I really enjoy reading educational research articles. The authors are pleasantly careful and measured in their descriptions of studies and conclusions. Instead of making huge claims and offering easy solutions, real educational research articles are like quiet coffee-time conversations. Authors work hard not to overstep and over-generalize. As a reader, I'm left with plenty of ideas to consider and think about as I watch the learners in my classroom.
In the course of this reading, I've found many new concepts and ways of thinking about reading, like the Simple View of reading, Four Resources Model, and task feedback. These different concepts have changed how I teach.
This is why I'm so delighted to have been given a copy of Developing Literacy in the Primary Classroom by Gary Woolley.
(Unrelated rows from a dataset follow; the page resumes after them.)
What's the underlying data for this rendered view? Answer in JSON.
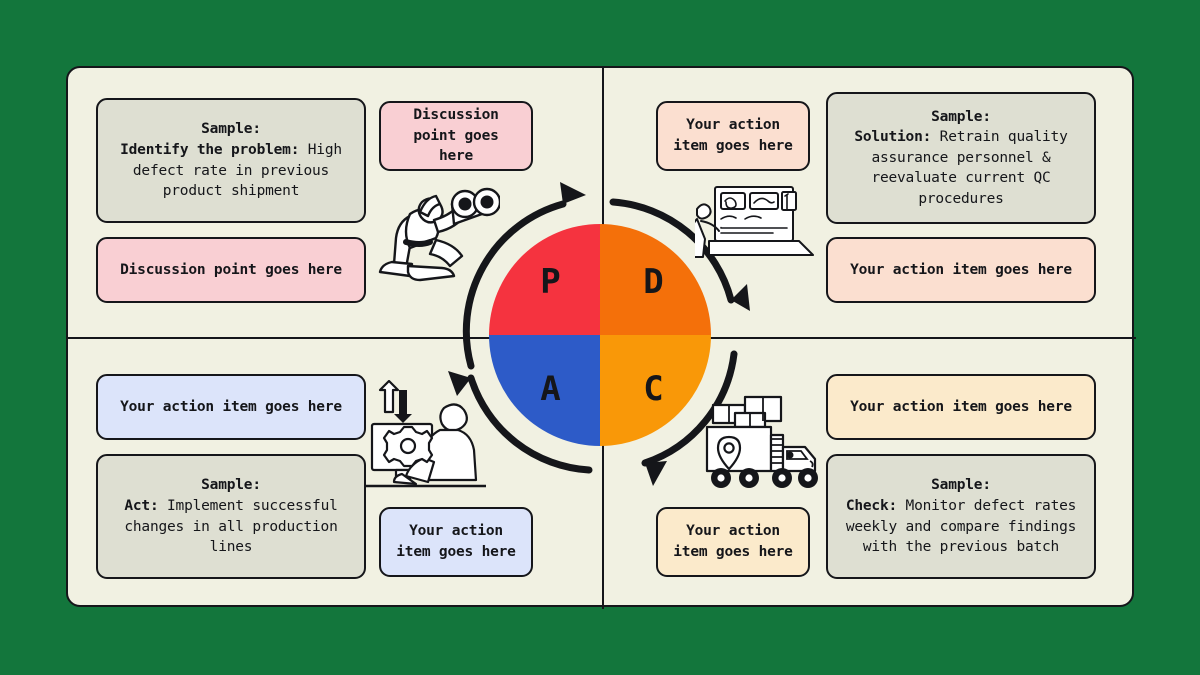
{
  "theme": {
    "background": "#13763c",
    "panel": "#f1f1e2",
    "outline": "#15161a",
    "sample_card": "#dedfd2",
    "plan_accent": "#f5333f",
    "do_accent": "#f4700a",
    "check_accent": "#f99808",
    "act_accent": "#2d5bc8",
    "plan_card": "#f9cfd3",
    "do_card": "#fbdfd0",
    "check_card": "#fbeacb",
    "act_card": "#dce4fa"
  },
  "cycle": {
    "letters": [
      {
        "key": "plan",
        "label": "P"
      },
      {
        "key": "do",
        "label": "D"
      },
      {
        "key": "check",
        "label": "C"
      },
      {
        "key": "act",
        "label": "A"
      }
    ]
  },
  "quadrants": {
    "plan": {
      "sample_heading": "Sample:",
      "sample_term": "Identify the problem:",
      "sample_body": " High defect rate in previous product shipment",
      "action_small": "Discussion point goes here",
      "action_wide": "Discussion point goes here",
      "illustration": "person-with-binoculars-illustration"
    },
    "do": {
      "sample_heading": "Sample:",
      "sample_term": "Solution:",
      "sample_body": " Retrain quality assurance personnel & reevaluate current QC procedures",
      "action_small": "Your action item goes here",
      "action_wide": "Your action item goes here",
      "illustration": "person-presenting-laptop-illustration"
    },
    "check": {
      "sample_heading": "Sample:",
      "sample_term": "Check:",
      "sample_body": " Monitor defect rates weekly and compare findings with the previous batch",
      "action_small": "Your action item goes here",
      "action_wide": "Your action item goes here",
      "illustration": "delivery-truck-illustration"
    },
    "act": {
      "sample_heading": "Sample:",
      "sample_term": "Act:",
      "sample_body": " Implement successful changes in all production lines",
      "action_small": "Your action item goes here",
      "action_wide": "Your action item goes here",
      "illustration": "person-at-monitor-gear-illustration"
    }
  }
}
Dr. Woolley's articles have been a deep influence on my teaching, especially as I teach students how to visualizing and self-monitor. Now, he has put together an easy-to-read yet comprehensive resource for teaching reading in elementary schools. All kinds of new and interesting models are discussed, with digital resources embedded within chapters and given a chapter of their own as well.
As Dr. Woolley works in Australia, this book offers American readers a refreshing change from constant talk of the Common Core. But strong literacy instruction is good practice no matter what you call it or what standards you apply to it. Reading and writing combine a number of different processes, and awareness of those processes helps teachers to design the best classroom environment and learning experiences.
This book is useful for any elementary teacher looking to expand their reading and literacy horizons. Short chapters and lots of headings make it easy to pick up and read in short segments. It would also be an excellent introduction to literacy instruction for college students, especially with the end of chapter questions and activities. (Plus there is a bit from my blog included--how exciting!)